══ Dataset entries ══

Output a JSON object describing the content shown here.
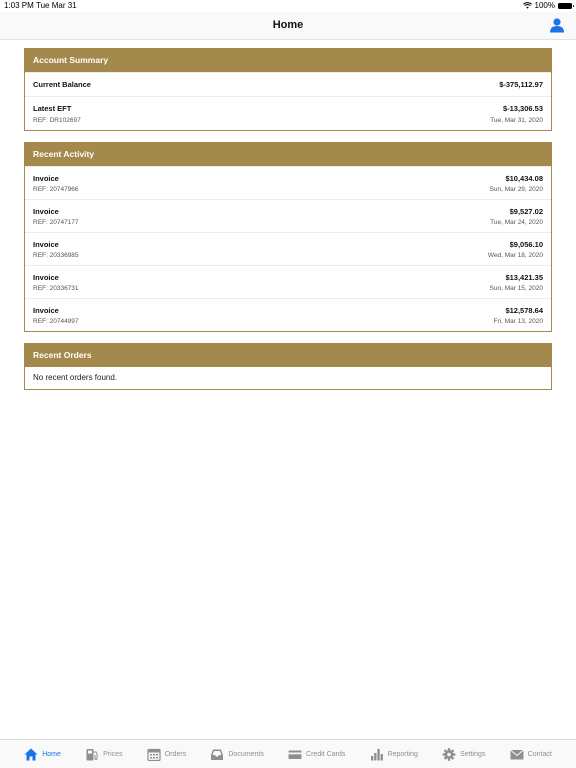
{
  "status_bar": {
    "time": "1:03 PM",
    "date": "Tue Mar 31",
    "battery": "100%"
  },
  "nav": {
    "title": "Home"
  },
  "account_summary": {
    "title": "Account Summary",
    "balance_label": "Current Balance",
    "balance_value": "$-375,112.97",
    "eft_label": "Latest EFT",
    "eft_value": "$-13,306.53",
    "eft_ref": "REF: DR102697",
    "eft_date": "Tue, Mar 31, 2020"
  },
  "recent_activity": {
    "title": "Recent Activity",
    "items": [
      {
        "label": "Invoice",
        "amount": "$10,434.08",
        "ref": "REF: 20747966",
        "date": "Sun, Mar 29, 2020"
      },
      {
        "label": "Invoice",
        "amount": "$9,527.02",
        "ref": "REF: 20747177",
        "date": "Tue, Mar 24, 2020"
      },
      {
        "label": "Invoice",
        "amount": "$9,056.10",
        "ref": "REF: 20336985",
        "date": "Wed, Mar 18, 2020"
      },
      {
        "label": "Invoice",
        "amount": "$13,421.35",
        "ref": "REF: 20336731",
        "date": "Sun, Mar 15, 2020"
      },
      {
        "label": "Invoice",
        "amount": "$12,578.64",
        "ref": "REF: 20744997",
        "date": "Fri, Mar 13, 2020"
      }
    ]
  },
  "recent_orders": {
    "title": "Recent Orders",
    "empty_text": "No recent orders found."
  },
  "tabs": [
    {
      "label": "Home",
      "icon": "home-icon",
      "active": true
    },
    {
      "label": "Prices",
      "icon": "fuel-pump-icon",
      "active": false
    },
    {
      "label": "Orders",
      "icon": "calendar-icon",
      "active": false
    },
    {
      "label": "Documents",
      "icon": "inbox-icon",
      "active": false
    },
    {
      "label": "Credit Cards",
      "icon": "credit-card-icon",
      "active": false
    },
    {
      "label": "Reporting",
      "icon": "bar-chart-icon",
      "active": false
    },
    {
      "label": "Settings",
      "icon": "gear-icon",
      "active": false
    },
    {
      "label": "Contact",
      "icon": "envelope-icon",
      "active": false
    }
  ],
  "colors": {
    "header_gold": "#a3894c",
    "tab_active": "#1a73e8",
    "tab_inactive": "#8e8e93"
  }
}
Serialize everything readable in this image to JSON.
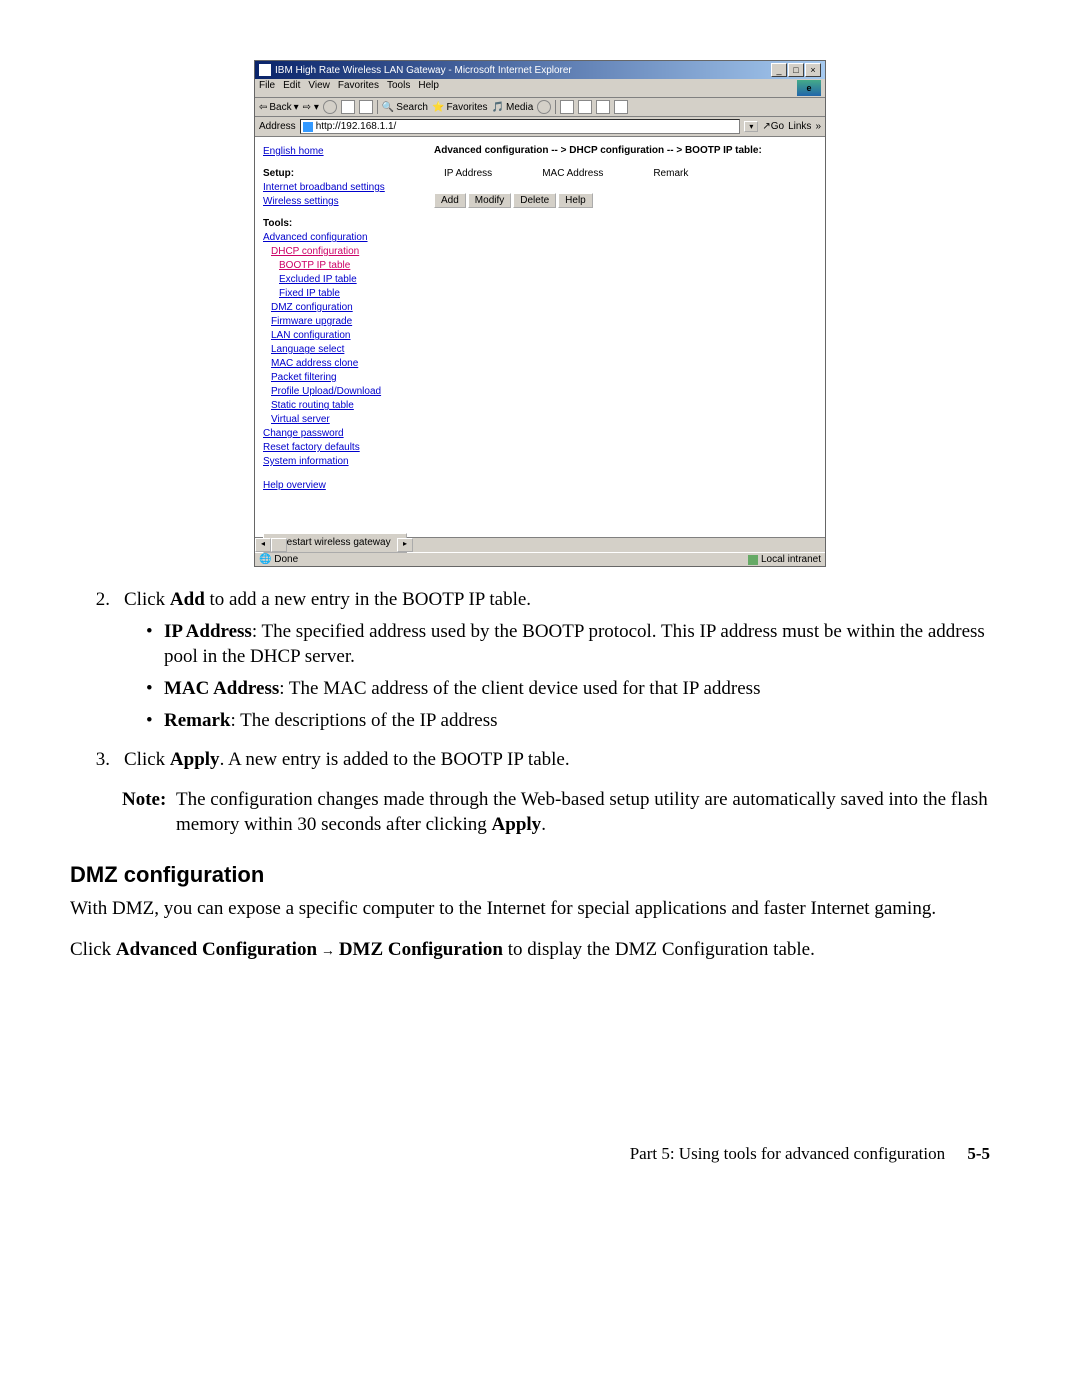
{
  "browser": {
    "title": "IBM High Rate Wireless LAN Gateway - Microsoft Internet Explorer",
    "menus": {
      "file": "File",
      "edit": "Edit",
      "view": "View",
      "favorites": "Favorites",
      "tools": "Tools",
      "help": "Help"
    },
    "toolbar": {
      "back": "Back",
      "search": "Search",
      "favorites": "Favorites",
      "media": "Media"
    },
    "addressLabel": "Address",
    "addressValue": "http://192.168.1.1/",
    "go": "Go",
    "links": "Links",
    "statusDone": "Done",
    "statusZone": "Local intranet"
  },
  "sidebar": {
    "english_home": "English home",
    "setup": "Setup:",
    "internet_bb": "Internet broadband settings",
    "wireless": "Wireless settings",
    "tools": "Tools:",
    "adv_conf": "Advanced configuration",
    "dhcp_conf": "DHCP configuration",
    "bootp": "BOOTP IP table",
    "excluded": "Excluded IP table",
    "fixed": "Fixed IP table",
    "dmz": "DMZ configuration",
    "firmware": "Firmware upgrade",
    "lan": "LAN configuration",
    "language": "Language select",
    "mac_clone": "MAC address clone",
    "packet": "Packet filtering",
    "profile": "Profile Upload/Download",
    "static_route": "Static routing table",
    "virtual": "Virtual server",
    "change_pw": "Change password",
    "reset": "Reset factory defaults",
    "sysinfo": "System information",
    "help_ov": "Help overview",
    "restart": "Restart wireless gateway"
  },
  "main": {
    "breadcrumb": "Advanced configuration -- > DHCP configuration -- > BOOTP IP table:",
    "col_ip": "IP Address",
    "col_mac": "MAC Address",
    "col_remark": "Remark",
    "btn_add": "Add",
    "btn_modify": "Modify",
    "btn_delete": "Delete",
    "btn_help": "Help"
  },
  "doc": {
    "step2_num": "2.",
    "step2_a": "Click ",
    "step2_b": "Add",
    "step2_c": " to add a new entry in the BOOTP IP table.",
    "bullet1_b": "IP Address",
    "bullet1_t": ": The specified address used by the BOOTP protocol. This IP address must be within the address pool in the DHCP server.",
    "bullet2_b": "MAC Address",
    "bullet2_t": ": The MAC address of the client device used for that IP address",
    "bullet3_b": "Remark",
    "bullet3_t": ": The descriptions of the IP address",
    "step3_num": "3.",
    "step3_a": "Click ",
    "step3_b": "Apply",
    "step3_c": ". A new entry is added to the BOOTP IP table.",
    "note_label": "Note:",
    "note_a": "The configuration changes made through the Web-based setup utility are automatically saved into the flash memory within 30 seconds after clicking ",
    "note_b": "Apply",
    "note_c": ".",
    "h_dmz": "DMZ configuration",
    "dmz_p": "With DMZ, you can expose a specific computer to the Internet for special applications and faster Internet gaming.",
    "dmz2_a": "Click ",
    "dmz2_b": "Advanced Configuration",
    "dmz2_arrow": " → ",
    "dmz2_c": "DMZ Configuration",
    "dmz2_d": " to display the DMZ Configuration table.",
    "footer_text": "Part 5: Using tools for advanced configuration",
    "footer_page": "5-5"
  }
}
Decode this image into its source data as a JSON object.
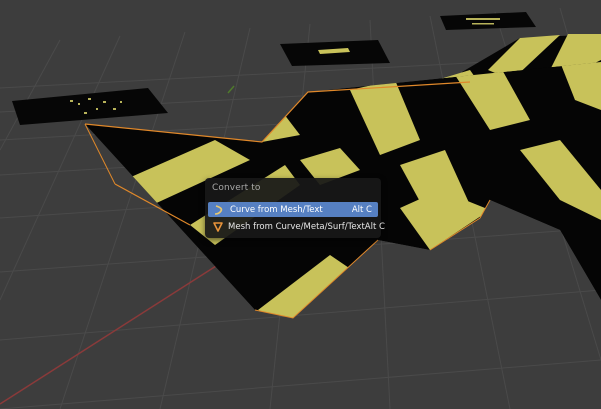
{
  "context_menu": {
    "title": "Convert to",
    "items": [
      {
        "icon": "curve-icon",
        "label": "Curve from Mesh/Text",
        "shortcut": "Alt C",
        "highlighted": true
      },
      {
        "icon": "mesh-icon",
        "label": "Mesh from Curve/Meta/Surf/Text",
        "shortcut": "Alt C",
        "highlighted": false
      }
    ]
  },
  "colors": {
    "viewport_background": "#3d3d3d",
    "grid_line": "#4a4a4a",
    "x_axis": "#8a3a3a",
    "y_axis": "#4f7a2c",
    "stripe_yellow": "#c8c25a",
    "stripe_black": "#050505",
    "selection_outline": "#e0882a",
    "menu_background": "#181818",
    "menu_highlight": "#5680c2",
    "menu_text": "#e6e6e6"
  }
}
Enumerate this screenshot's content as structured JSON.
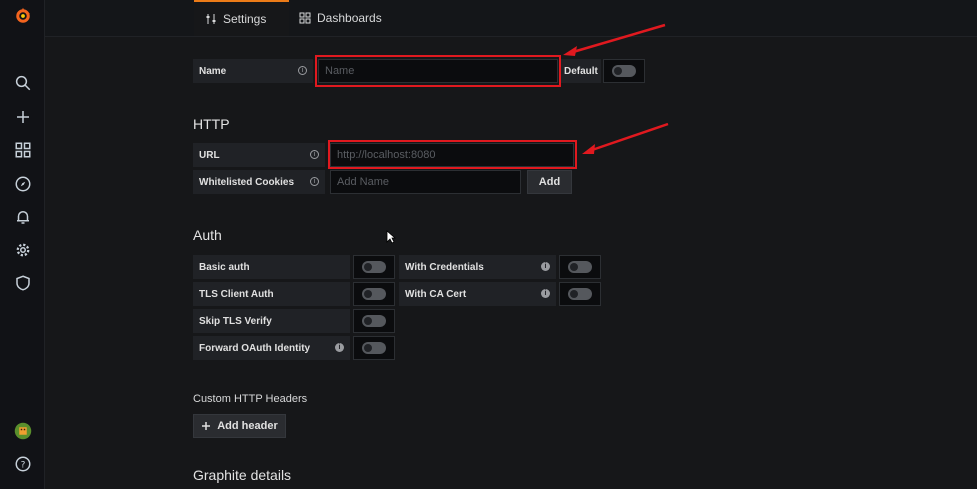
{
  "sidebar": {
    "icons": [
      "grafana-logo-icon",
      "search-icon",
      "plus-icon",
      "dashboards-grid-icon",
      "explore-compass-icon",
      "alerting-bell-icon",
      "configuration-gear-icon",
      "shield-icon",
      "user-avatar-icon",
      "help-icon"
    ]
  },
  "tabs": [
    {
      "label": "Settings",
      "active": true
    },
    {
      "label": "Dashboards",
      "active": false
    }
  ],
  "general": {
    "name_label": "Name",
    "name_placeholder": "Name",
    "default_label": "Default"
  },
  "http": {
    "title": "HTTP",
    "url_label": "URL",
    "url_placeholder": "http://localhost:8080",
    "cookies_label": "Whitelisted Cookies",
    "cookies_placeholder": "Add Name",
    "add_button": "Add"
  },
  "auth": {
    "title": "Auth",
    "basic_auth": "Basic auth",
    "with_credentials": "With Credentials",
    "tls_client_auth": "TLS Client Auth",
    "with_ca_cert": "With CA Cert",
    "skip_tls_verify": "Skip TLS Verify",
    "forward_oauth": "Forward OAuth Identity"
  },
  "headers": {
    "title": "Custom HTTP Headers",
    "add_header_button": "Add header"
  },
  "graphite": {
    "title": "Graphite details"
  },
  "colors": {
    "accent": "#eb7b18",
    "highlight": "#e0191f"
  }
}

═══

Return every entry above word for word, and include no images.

■ **Output**:
Output a JSON object describing the content shown here.
{
  "status_bar": {
    "time": "1:03 PM",
    "date": "Tue Mar 31",
    "battery": "100%"
  },
  "nav": {
    "title": "Home"
  },
  "account_summary": {
    "title": "Account Summary",
    "balance_label": "Current Balance",
    "balance_value": "$-375,112.97",
    "eft_label": "Latest EFT",
    "eft_value": "$-13,306.53",
    "eft_ref": "REF: DR102697",
    "eft_date": "Tue, Mar 31, 2020"
  },
  "recent_activity": {
    "title": "Recent Activity",
    "items": [
      {
        "label": "Invoice",
        "amount": "$10,434.08",
        "ref": "REF: 20747966",
        "date": "Sun, Mar 29, 2020"
      },
      {
        "label": "Invoice",
        "amount": "$9,527.02",
        "ref": "REF: 20747177",
        "date": "Tue, Mar 24, 2020"
      },
      {
        "label": "Invoice",
        "amount": "$9,056.10",
        "ref": "REF: 20336985",
        "date": "Wed, Mar 18, 2020"
      },
      {
        "label": "Invoice",
        "amount": "$13,421.35",
        "ref": "REF: 20336731",
        "date": "Sun, Mar 15, 2020"
      },
      {
        "label": "Invoice",
        "amount": "$12,578.64",
        "ref": "REF: 20744997",
        "date": "Fri, Mar 13, 2020"
      }
    ]
  },
  "recent_orders": {
    "title": "Recent Orders",
    "empty_text": "No recent orders found."
  },
  "tabs": [
    {
      "label": "Home",
      "icon": "home-icon",
      "active": true
    },
    {
      "label": "Prices",
      "icon": "fuel-pump-icon",
      "active": false
    },
    {
      "label": "Orders",
      "icon": "calendar-icon",
      "active": false
    },
    {
      "label": "Documents",
      "icon": "inbox-icon",
      "active": false
    },
    {
      "label": "Credit Cards",
      "icon": "credit-card-icon",
      "active": false
    },
    {
      "label": "Reporting",
      "icon": "bar-chart-icon",
      "active": false
    },
    {
      "label": "Settings",
      "icon": "gear-icon",
      "active": false
    },
    {
      "label": "Contact",
      "icon": "envelope-icon",
      "active": false
    }
  ],
  "colors": {
    "header_gold": "#a3894c",
    "tab_active": "#1a73e8",
    "tab_inactive": "#8e8e93"
  }
}
Serialize everything readable in this image to JSON.
{
  "browser": {
    "title": "IBM High Rate Wireless LAN Gateway - Microsoft Internet Explorer",
    "menus": {
      "file": "File",
      "edit": "Edit",
      "view": "View",
      "favorites": "Favorites",
      "tools": "Tools",
      "help": "Help"
    },
    "toolbar": {
      "back": "Back",
      "search": "Search",
      "favorites": "Favorites",
      "media": "Media"
    },
    "addressLabel": "Address",
    "addressValue": "http://192.168.1.1/",
    "go": "Go",
    "links": "Links",
    "statusDone": "Done",
    "statusZone": "Local intranet"
  },
  "sidebar": {
    "english_home": "English home",
    "setup": "Setup:",
    "internet_bb": "Internet broadband settings",
    "wireless": "Wireless settings",
    "tools": "Tools:",
    "adv_conf": "Advanced configuration",
    "dhcp_conf": "DHCP configuration",
    "bootp": "BOOTP IP table",
    "excluded": "Excluded IP table",
    "fixed": "Fixed IP table",
    "dmz": "DMZ configuration",
    "firmware": "Firmware upgrade",
    "lan": "LAN configuration",
    "language": "Language select",
    "mac_clone": "MAC address clone",
    "packet": "Packet filtering",
    "profile": "Profile Upload/Download",
    "static_route": "Static routing table",
    "virtual": "Virtual server",
    "change_pw": "Change password",
    "reset": "Reset factory defaults",
    "sysinfo": "System information",
    "help_ov": "Help overview",
    "restart": "Restart wireless gateway"
  },
  "main": {
    "breadcrumb": "Advanced configuration -- > DHCP configuration -- > BOOTP IP table:",
    "col_ip": "IP Address",
    "col_mac": "MAC Address",
    "col_remark": "Remark",
    "btn_add": "Add",
    "btn_modify": "Modify",
    "btn_delete": "Delete",
    "btn_help": "Help"
  },
  "doc": {
    "step2_num": "2.",
    "step2_a": "Click ",
    "step2_b": "Add",
    "step2_c": " to add a new entry in the BOOTP IP table.",
    "bullet1_b": "IP Address",
    "bullet1_t": ": The specified address used by the BOOTP protocol. This IP address must be within the address pool in the DHCP server.",
    "bullet2_b": "MAC Address",
    "bullet2_t": ": The MAC address of the client device used for that IP address",
    "bullet3_b": "Remark",
    "bullet3_t": ": The descriptions of the IP address",
    "step3_num": "3.",
    "step3_a": "Click ",
    "step3_b": "Apply",
    "step3_c": ". A new entry is added to the BOOTP IP table.",
    "note_label": "Note:",
    "note_a": "The configuration changes made through the Web-based setup utility are automatically saved into the flash memory within 30 seconds after clicking ",
    "note_b": "Apply",
    "note_c": ".",
    "h_dmz": "DMZ configuration",
    "dmz_p": "With DMZ, you can expose a specific computer to the Internet for special applications and faster Internet gaming.",
    "dmz2_a": "Click ",
    "dmz2_b": "Advanced Configuration",
    "dmz2_arrow": " → ",
    "dmz2_c": "DMZ Configuration",
    "dmz2_d": " to display the DMZ Configuration table.",
    "footer_text": "Part 5: Using tools for advanced configuration",
    "footer_page": "5-5"
  }
}
Decode this image into its source data as a JSON object.
{
  "context_menu": {
    "title": "Convert to",
    "items": [
      {
        "icon": "curve-icon",
        "label": "Curve from Mesh/Text",
        "shortcut": "Alt C",
        "highlighted": true
      },
      {
        "icon": "mesh-icon",
        "label": "Mesh from Curve/Meta/Surf/Text",
        "shortcut": "Alt C",
        "highlighted": false
      }
    ]
  },
  "colors": {
    "viewport_background": "#3d3d3d",
    "grid_line": "#4a4a4a",
    "x_axis": "#8a3a3a",
    "y_axis": "#4f7a2c",
    "stripe_yellow": "#c8c25a",
    "stripe_black": "#050505",
    "selection_outline": "#e0882a",
    "menu_background": "#181818",
    "menu_highlight": "#5680c2",
    "menu_text": "#e6e6e6"
  }
}
Enumerate this screenshot's content as structured JSON.
{
  "sidebar": {
    "icons": [
      "grafana-logo-icon",
      "search-icon",
      "plus-icon",
      "dashboards-grid-icon",
      "explore-compass-icon",
      "alerting-bell-icon",
      "configuration-gear-icon",
      "shield-icon",
      "user-avatar-icon",
      "help-icon"
    ]
  },
  "tabs": [
    {
      "label": "Settings",
      "active": true
    },
    {
      "label": "Dashboards",
      "active": false
    }
  ],
  "general": {
    "name_label": "Name",
    "name_placeholder": "Name",
    "default_label": "Default"
  },
  "http": {
    "title": "HTTP",
    "url_label": "URL",
    "url_placeholder": "http://localhost:8080",
    "cookies_label": "Whitelisted Cookies",
    "cookies_placeholder": "Add Name",
    "add_button": "Add"
  },
  "auth": {
    "title": "Auth",
    "basic_auth": "Basic auth",
    "with_credentials": "With Credentials",
    "tls_client_auth": "TLS Client Auth",
    "with_ca_cert": "With CA Cert",
    "skip_tls_verify": "Skip TLS Verify",
    "forward_oauth": "Forward OAuth Identity"
  },
  "headers": {
    "title": "Custom HTTP Headers",
    "add_header_button": "Add header"
  },
  "graphite": {
    "title": "Graphite details"
  },
  "colors": {
    "accent": "#eb7b18",
    "highlight": "#e0191f"
  }
}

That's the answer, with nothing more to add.